» **Interface dataset entries**
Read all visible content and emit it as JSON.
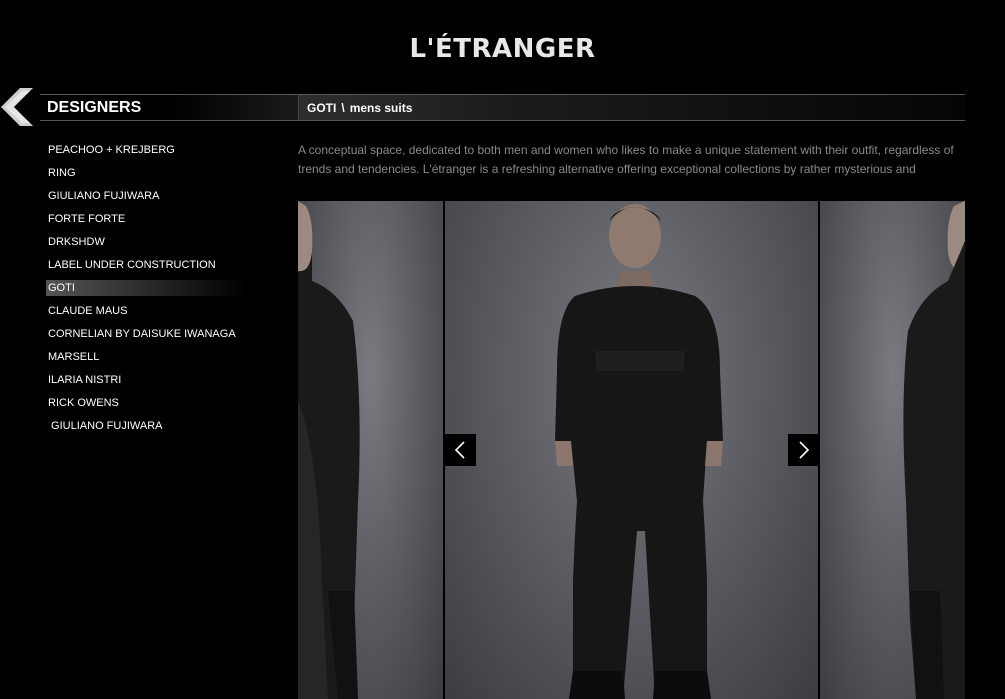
{
  "brand": {
    "logo_text": "L'ÉTRANGER"
  },
  "sidebar": {
    "title": "DESIGNERS",
    "items": [
      {
        "label": "PEACHOO + KREJBERG",
        "active": false
      },
      {
        "label": "RING",
        "active": false
      },
      {
        "label": "GIULIANO FUJIWARA",
        "active": false
      },
      {
        "label": "FORTE FORTE",
        "active": false
      },
      {
        "label": "DRKSHDW",
        "active": false
      },
      {
        "label": "LABEL UNDER CONSTRUCTION",
        "active": false
      },
      {
        "label": "GOTI",
        "active": true
      },
      {
        "label": "CLAUDE MAUS",
        "active": false
      },
      {
        "label": "CORNELIAN BY DAISUKE IWANAGA",
        "active": false
      },
      {
        "label": "MARSELL",
        "active": false
      },
      {
        "label": "ILARIA NISTRI",
        "active": false
      },
      {
        "label": "RICK OWENS",
        "active": false
      },
      {
        "label": " GIULIANO FUJIWARA",
        "active": false
      }
    ]
  },
  "main": {
    "breadcrumb": {
      "designer": "GOTI",
      "separator": "\\",
      "category": "mens suits"
    },
    "description": "A conceptual space, dedicated to both men and women who likes to make a unique statement with their outfit, regardless of trends and tendencies. L'étranger is a refreshing alternative offering exceptional collections by rather mysterious and"
  },
  "colors": {
    "background": "#000000",
    "text": "#ffffff",
    "description": "#8a8a8a",
    "photo_backdrop": "#6b6c71"
  }
}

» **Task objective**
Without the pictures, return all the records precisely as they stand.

» **Answer area**
Read all visible content and emit it as JSON.
{
  "brand": {
    "logo_text": "L'ÉTRANGER"
  },
  "sidebar": {
    "title": "DESIGNERS",
    "items": [
      {
        "label": "PEACHOO + KREJBERG",
        "active": false
      },
      {
        "label": "RING",
        "active": false
      },
      {
        "label": "GIULIANO FUJIWARA",
        "active": false
      },
      {
        "label": "FORTE FORTE",
        "active": false
      },
      {
        "label": "DRKSHDW",
        "active": false
      },
      {
        "label": "LABEL UNDER CONSTRUCTION",
        "active": false
      },
      {
        "label": "GOTI",
        "active": true
      },
      {
        "label": "CLAUDE MAUS",
        "active": false
      },
      {
        "label": "CORNELIAN BY DAISUKE IWANAGA",
        "active": false
      },
      {
        "label": "MARSELL",
        "active": false
      },
      {
        "label": "ILARIA NISTRI",
        "active": false
      },
      {
        "label": "RICK OWENS",
        "active": false
      },
      {
        "label": " GIULIANO FUJIWARA",
        "active": false
      }
    ]
  },
  "main": {
    "breadcrumb": {
      "designer": "GOTI",
      "separator": "\\",
      "category": "mens suits"
    },
    "description": "A conceptual space, dedicated to both men and women who likes to make a unique statement with their outfit, regardless of trends and tendencies. L'étranger is a refreshing alternative offering exceptional collections by rather mysterious and"
  },
  "colors": {
    "background": "#000000",
    "text": "#ffffff",
    "description": "#8a8a8a",
    "photo_backdrop": "#6b6c71"
  }
}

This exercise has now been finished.